What the task asks: Using the entries that follow, state how many lines contain "shopping", with no other words.

"""

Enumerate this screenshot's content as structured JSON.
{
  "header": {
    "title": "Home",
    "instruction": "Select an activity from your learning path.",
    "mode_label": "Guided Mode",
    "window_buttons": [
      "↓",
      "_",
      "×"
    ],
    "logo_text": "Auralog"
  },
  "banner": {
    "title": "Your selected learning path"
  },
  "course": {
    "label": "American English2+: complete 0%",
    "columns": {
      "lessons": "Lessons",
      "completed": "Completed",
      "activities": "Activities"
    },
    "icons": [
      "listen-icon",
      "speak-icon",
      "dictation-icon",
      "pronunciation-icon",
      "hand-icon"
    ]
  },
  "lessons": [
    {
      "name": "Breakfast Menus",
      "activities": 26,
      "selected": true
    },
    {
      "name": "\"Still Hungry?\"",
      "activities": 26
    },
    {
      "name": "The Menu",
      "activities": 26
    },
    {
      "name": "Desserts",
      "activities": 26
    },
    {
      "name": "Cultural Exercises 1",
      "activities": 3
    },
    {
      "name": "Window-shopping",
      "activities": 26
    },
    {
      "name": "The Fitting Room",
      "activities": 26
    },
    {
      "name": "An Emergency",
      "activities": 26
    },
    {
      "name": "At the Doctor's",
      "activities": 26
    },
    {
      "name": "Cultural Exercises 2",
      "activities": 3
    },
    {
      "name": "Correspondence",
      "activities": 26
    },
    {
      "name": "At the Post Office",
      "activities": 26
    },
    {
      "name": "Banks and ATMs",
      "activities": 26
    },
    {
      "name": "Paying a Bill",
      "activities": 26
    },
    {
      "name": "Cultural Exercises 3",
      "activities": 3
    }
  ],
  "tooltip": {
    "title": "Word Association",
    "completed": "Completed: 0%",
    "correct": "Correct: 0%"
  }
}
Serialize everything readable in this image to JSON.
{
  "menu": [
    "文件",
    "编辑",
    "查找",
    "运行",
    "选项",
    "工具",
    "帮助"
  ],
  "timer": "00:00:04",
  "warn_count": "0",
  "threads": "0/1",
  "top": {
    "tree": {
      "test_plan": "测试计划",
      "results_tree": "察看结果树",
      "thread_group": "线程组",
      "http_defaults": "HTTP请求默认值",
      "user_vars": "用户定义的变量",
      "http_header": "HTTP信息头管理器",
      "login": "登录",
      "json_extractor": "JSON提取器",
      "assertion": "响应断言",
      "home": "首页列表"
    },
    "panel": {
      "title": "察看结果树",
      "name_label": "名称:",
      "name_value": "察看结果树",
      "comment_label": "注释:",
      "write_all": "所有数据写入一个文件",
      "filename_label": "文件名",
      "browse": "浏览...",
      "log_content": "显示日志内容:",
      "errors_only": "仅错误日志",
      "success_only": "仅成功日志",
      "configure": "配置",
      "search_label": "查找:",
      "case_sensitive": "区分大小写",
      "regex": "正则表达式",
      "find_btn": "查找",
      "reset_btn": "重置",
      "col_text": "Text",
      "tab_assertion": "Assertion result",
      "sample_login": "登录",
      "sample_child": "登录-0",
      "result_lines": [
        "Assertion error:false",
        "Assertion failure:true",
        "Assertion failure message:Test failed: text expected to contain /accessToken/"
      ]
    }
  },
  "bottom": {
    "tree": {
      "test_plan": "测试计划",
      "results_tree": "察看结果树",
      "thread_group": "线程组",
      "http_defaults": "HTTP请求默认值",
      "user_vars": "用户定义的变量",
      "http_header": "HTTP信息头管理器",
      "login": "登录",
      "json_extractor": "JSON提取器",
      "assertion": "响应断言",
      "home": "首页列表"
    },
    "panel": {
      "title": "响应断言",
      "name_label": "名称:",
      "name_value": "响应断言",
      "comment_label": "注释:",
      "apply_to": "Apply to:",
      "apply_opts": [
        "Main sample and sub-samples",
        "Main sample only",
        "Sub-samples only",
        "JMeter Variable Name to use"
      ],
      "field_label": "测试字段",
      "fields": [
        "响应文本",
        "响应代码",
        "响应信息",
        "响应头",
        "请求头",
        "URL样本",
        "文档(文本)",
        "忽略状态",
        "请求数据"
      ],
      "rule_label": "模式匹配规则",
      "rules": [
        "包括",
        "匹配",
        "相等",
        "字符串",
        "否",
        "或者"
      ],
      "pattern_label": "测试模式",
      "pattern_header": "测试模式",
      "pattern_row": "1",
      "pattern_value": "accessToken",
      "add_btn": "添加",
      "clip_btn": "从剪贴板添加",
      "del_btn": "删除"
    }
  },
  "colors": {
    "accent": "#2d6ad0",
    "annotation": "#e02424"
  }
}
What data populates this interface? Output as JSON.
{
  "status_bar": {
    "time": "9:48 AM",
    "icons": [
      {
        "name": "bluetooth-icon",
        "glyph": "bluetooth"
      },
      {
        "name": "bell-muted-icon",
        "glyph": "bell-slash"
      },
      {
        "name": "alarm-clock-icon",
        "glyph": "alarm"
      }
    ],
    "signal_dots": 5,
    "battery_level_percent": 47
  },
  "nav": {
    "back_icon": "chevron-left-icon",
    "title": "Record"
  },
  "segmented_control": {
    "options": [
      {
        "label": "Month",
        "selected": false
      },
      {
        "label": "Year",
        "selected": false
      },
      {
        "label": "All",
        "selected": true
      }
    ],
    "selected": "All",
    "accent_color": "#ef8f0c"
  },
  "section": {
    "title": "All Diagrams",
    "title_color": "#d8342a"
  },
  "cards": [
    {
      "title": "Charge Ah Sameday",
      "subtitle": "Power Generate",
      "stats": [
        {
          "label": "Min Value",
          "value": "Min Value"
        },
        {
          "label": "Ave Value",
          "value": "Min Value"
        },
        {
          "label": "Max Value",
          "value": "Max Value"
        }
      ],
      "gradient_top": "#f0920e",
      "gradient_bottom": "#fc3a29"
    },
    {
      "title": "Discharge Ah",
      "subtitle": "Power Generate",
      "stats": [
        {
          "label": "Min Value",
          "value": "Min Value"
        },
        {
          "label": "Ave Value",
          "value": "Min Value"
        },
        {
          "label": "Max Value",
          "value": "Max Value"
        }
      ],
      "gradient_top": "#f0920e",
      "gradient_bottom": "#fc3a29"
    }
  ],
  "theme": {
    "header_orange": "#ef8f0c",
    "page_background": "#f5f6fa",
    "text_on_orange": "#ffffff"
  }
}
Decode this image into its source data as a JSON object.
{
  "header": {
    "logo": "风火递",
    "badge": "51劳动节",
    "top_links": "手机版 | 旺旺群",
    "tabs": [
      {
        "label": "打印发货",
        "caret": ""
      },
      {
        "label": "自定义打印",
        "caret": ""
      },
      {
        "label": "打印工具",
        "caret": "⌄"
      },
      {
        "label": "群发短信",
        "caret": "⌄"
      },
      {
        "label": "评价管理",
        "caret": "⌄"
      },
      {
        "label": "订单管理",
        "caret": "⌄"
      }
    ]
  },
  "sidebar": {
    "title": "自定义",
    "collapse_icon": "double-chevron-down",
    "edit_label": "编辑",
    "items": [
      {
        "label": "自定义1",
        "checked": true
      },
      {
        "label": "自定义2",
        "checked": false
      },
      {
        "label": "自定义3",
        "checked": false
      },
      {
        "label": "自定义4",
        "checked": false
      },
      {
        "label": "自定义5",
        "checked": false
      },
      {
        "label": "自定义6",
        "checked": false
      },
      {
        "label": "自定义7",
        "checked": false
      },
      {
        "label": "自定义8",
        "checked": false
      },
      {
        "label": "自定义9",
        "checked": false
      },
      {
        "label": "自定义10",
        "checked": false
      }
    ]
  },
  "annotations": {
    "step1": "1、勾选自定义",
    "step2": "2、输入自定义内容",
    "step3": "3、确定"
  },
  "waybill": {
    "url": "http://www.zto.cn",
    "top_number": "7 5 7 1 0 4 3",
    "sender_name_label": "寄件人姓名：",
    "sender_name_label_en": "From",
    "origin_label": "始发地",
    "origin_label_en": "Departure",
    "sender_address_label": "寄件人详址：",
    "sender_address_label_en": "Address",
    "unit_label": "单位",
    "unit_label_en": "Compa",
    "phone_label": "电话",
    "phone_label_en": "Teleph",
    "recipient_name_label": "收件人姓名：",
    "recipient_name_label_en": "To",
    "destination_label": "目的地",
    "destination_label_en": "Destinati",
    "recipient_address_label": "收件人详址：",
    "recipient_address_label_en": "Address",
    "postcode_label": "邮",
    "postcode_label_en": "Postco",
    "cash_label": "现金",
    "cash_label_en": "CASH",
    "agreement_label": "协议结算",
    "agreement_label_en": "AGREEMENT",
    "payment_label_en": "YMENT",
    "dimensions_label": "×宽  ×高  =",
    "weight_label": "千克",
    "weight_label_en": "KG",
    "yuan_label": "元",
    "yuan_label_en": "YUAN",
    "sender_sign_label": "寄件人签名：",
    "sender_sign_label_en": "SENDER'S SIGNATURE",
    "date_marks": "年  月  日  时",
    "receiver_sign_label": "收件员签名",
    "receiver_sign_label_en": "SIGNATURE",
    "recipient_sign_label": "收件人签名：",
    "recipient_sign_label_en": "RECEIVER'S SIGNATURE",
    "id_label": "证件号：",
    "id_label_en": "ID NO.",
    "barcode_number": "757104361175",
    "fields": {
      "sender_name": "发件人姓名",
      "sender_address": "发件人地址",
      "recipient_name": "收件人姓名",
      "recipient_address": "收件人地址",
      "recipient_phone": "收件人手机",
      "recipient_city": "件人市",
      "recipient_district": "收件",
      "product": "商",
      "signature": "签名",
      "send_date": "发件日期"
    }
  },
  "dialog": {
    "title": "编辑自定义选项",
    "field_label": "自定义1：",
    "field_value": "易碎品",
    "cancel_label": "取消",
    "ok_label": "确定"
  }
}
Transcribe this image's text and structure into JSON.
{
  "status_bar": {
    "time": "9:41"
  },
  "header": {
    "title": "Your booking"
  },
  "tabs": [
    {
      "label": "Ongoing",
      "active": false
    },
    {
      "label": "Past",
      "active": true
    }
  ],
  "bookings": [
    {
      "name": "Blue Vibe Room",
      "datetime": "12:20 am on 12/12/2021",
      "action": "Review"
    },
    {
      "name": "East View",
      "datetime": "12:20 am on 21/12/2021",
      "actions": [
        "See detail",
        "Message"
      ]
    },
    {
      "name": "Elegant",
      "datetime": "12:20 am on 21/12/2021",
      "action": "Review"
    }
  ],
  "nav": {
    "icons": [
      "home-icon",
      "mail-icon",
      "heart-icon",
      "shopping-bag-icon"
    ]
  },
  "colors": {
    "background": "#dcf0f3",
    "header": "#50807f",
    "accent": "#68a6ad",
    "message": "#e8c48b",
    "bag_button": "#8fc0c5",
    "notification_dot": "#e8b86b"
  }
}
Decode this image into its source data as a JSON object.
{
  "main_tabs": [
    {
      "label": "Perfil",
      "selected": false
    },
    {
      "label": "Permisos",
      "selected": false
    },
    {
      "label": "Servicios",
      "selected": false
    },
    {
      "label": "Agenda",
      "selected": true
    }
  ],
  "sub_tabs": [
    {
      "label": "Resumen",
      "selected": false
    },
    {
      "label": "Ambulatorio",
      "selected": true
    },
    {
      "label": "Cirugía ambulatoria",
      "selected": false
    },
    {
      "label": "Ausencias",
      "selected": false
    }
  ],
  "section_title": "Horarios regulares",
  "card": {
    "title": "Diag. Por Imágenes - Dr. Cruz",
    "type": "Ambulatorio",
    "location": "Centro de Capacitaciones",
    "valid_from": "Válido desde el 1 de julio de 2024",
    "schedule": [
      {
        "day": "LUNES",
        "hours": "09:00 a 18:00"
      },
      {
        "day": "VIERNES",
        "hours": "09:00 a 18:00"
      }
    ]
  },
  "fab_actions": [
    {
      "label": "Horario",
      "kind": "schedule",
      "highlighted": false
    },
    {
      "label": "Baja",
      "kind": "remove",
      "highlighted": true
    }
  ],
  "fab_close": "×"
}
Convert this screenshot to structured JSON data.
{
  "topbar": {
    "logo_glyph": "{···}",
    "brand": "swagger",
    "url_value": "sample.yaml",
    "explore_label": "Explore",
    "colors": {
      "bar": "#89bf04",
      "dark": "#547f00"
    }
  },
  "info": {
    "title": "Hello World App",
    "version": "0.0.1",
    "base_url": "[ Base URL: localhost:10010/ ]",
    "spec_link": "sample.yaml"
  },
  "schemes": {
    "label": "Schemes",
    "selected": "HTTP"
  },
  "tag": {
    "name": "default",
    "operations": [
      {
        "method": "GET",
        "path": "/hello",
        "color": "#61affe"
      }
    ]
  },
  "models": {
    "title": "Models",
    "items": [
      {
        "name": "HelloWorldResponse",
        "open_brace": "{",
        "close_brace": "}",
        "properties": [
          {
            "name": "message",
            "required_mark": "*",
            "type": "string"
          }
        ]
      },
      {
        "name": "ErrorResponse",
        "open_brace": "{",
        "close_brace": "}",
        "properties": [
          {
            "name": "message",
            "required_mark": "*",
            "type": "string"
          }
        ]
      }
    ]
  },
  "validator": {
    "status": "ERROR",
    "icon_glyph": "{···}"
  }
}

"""

Task solution: 2